3. 1 Between which systems do cascading effects occur?
3. 2 Which systems are most frequently originating and dependent systems, respectively?
3. 3 How many systems are involved in the same event and what cascade order?
3. 4 How often are the systems involved and what is the duration of the impacts?
3. 5 What coping capacity do the systems have?
3. 6 How long time does it take from the initiating event to impacts in the different systems?
3. 7 How long time does it take for cascading effects to propagate?
3. 8 How large geographical areas are impacted due to different initiating events?
3. 9 What conditions influence (mitigate or aggravate) cascading effects?
4. Conclusions § Case studies of previous events involving cascading effects have contributed with knowledge about the nature, processes and patterns of cascading effects § Specifically, it can be concluded that: § Power supply is often represented as an originator and the Public is often a dependent system (i. e. an impacted system) § In events with a large number of systems involved it is likely that they will also have higher order of cascading effects (although there is not a strong correlation) § However, it does not necessarily take longer to recover from an event where many systems are involved
4. Conclusions (cont. ) § For many systems, there is very limited time between when the system they depend upon are affected and when effects arise in the system itself § For example, Food supply, Sewage and Health care (which might signal a lack of buffers) § Some systems seem to be more sensitive to disruptions with respect to the system they depend upon § For example, Rail transportation, Sea transportation, and Media § For other systems, the relationship seems to be the opposite, i. e. they are more resilient than the system they depend upon § For example, Water supply, Health care, and Education
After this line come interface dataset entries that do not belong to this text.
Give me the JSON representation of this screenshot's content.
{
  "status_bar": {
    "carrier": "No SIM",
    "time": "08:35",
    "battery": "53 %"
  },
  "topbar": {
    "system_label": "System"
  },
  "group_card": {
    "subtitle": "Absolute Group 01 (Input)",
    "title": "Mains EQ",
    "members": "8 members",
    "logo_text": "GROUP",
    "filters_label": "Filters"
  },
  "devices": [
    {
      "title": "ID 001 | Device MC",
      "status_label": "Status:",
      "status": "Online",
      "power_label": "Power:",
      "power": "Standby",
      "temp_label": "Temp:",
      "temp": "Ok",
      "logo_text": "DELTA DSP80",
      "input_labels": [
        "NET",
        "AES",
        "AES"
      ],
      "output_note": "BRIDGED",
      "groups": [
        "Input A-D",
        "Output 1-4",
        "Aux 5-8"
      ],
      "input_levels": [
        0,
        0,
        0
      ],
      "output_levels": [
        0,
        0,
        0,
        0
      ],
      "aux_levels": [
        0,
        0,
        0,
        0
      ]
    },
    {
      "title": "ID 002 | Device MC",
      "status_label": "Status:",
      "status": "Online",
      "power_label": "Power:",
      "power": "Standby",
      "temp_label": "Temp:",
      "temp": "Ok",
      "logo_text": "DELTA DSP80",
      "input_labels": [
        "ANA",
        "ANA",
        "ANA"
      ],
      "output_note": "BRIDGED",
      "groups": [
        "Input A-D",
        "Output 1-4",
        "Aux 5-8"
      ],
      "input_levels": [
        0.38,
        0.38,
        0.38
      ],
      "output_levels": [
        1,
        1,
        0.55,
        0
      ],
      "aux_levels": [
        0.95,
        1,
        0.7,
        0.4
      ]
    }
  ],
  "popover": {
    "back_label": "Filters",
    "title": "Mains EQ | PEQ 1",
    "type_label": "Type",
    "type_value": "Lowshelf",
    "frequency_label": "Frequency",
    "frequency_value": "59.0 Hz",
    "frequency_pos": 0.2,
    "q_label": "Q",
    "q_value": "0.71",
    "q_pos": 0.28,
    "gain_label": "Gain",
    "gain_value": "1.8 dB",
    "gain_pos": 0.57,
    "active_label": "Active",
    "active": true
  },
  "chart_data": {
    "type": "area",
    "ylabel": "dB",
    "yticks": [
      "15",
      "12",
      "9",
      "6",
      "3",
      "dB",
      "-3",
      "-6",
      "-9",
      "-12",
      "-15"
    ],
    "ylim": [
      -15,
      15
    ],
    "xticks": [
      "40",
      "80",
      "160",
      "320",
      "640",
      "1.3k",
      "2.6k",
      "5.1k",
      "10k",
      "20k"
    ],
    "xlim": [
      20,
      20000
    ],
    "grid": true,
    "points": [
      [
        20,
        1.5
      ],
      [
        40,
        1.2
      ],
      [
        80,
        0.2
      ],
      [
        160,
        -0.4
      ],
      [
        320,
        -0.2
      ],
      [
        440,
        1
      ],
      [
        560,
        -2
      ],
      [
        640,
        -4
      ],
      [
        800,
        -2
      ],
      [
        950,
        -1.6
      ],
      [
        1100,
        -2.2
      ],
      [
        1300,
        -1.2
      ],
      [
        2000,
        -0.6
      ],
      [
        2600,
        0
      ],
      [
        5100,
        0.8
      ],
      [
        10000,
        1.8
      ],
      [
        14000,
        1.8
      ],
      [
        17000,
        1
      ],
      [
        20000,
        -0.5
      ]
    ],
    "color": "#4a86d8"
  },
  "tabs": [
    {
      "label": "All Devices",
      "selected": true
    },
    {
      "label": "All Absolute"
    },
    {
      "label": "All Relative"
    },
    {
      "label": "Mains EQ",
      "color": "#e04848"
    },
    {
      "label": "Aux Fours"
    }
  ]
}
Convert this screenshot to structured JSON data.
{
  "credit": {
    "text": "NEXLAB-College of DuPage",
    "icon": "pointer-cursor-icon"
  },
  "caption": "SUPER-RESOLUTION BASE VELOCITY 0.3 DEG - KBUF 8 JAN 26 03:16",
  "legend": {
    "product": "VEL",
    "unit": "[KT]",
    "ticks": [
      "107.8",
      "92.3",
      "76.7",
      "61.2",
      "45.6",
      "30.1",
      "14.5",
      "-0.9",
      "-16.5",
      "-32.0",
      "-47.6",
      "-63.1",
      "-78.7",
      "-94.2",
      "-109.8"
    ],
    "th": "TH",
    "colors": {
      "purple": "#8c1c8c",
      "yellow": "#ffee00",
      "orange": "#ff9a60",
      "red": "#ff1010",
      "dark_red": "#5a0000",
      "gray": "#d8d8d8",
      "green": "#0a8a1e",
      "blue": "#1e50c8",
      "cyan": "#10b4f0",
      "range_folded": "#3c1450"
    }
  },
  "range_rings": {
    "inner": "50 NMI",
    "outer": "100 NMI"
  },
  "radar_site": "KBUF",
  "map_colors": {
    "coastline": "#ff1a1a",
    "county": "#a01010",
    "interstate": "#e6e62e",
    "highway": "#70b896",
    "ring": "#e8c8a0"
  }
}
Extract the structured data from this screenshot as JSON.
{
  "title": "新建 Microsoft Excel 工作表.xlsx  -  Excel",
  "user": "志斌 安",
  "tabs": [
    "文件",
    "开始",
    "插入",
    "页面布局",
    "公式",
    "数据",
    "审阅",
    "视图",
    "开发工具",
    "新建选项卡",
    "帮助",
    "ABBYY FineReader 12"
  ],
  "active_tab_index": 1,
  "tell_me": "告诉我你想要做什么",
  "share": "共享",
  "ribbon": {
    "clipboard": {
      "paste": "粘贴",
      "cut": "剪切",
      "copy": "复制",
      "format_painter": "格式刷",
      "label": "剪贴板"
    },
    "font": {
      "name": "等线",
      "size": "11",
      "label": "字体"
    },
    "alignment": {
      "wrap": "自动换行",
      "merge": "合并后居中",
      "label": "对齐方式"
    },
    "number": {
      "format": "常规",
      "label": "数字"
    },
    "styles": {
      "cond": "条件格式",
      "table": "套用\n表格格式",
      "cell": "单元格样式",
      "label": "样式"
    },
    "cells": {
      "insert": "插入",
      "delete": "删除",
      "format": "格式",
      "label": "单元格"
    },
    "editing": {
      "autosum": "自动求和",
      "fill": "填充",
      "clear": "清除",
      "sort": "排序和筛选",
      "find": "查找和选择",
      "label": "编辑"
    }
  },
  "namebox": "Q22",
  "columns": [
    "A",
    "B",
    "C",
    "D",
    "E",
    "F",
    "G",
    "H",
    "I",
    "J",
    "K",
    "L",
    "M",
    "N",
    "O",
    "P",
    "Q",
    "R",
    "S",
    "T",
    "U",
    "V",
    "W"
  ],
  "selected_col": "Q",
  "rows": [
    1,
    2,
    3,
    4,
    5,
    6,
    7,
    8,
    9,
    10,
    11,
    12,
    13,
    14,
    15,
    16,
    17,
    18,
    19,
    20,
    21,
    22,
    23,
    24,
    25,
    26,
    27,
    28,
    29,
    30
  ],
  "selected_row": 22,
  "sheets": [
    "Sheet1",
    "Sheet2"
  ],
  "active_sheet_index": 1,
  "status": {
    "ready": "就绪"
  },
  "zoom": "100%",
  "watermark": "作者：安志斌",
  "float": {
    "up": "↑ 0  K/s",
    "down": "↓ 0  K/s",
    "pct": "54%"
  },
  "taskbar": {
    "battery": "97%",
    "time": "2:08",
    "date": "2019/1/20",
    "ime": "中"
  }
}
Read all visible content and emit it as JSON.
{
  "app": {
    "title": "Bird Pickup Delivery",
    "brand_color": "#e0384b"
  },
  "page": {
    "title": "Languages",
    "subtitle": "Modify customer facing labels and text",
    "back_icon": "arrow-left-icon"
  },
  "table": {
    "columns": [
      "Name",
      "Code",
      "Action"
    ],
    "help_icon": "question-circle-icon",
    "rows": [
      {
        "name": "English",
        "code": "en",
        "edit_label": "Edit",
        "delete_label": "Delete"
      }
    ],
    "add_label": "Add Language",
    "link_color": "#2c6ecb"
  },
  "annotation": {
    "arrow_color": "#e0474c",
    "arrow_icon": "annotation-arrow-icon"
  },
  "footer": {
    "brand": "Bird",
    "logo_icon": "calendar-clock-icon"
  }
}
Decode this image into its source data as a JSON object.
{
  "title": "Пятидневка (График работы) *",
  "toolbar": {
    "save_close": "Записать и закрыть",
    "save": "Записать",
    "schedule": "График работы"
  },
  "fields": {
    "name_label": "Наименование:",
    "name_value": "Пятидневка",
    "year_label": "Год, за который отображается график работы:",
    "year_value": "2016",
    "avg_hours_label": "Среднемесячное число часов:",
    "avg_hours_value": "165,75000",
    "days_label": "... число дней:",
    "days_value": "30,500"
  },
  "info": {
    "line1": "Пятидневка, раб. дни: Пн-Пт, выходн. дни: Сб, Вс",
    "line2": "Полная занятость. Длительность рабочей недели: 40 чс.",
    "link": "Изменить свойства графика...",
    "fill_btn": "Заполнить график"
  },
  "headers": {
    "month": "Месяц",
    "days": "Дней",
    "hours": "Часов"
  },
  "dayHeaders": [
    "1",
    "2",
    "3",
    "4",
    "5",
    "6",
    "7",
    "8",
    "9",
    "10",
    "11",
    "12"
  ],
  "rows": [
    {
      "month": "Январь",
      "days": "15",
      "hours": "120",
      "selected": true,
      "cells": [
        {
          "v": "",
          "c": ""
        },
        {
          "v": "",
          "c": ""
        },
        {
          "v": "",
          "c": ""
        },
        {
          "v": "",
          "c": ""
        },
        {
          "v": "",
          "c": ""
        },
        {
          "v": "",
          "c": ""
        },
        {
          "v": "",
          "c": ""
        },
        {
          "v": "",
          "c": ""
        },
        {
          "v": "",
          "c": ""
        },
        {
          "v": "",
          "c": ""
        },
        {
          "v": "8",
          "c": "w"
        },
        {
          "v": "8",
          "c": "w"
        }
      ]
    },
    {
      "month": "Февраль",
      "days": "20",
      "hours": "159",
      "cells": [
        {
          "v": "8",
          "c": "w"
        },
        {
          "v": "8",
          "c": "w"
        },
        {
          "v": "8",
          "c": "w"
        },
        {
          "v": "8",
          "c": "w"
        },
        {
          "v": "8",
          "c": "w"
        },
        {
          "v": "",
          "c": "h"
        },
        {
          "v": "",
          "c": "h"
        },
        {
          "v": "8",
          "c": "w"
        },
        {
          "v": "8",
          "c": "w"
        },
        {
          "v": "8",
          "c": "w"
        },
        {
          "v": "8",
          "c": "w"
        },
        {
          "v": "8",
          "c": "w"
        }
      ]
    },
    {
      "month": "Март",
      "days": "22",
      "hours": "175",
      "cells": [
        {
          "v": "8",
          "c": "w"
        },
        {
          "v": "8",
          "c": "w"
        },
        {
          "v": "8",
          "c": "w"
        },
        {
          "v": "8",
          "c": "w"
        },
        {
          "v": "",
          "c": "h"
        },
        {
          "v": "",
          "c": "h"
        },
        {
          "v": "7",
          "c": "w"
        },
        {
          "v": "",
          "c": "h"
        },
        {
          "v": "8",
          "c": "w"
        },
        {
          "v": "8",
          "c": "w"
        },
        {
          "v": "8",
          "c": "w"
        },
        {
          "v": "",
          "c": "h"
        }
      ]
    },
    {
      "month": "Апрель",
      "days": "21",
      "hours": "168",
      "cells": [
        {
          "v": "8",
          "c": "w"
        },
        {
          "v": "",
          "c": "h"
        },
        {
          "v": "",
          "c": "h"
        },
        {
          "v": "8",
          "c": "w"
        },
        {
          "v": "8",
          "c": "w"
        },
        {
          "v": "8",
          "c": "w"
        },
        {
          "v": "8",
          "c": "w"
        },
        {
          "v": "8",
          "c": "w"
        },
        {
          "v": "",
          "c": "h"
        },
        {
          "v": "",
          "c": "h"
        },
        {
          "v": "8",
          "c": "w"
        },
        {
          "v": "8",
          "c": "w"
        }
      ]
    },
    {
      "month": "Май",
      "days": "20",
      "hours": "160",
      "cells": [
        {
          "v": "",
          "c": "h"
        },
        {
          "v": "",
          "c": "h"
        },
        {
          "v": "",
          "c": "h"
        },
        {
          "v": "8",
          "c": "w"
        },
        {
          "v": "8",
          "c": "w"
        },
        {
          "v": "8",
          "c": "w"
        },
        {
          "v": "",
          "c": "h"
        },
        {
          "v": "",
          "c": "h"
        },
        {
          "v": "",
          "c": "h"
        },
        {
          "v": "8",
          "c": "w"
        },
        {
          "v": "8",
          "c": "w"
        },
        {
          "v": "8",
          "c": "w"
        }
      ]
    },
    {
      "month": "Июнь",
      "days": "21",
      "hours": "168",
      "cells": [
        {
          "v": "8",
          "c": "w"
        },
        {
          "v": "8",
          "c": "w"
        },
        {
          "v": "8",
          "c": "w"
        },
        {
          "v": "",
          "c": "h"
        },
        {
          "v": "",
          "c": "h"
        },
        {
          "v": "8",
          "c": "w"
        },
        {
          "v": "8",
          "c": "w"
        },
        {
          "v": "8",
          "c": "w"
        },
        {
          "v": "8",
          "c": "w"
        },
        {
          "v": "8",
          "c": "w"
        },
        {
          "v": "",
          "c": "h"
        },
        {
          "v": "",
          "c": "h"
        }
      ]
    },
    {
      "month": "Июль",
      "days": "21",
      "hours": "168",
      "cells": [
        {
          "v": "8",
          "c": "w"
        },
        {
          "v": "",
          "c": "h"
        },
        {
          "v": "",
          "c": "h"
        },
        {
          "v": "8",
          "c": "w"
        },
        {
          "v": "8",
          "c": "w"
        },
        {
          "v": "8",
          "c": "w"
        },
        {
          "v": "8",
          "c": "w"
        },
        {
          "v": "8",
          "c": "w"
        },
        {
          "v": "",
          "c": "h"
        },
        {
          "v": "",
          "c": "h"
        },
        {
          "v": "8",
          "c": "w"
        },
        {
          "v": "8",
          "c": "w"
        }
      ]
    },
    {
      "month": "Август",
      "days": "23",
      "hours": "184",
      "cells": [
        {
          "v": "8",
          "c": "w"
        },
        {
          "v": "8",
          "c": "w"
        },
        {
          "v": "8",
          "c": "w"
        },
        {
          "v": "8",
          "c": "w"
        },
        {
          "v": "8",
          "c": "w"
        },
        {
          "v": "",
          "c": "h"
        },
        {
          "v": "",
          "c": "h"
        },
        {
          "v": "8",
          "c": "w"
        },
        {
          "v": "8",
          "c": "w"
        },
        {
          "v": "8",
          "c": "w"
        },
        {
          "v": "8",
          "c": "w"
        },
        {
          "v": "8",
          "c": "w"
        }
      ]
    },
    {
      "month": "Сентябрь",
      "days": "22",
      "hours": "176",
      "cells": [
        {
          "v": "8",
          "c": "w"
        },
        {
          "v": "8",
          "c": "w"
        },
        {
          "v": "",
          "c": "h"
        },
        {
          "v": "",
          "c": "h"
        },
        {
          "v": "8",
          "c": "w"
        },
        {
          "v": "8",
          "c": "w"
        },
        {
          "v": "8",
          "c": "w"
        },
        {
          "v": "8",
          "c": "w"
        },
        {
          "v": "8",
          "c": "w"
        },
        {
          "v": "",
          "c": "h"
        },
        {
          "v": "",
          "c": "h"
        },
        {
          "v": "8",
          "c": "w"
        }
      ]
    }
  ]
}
4. Conclusions (cont. ) § Many systems are impacted instantaneously after the start of an initiating event (e. g. the Public and Environment), or within one day (e. g. Power supply and Telecommunication) § Consequently, there is generally only a short “window of opportunity” for taking action to remedy the effects of initiating events § For many systems, there is very limited time delays between when the system they depend upon are affected and when effects arise in the system itself, e. g. for Food supply and Health care (which might signal a lack of buffers for these systems) § For some systems, effects occur within one day, e. g. Power supply and Rail transportations, while for some other systems there are time delays up to several days, e. g. Water supply. § This type of information can be used to signal “window of opportunities” for breaking chains of cascading effects and for which systems this might be possible
4. Conclusions (cont. ) § Weather-related initiating events like hurricanes and heat waves tend to, in general, impact a larger area while some initiating events like fires or volcano eruptions tend to, in general, impact a smaller area § The most frequent mitigating condition category is coping capacity, mostly in terms of external resources but also in terms of buffers, structural integrity and preparedness plans. ). The most mentioned aggravating condition is when the operational state is below normal capacity but also when the coping capacity (buffers and external resources) was below normal § This information is highly relevant as a basis for increased understanding of the nature of cascading effects and how to respond to these events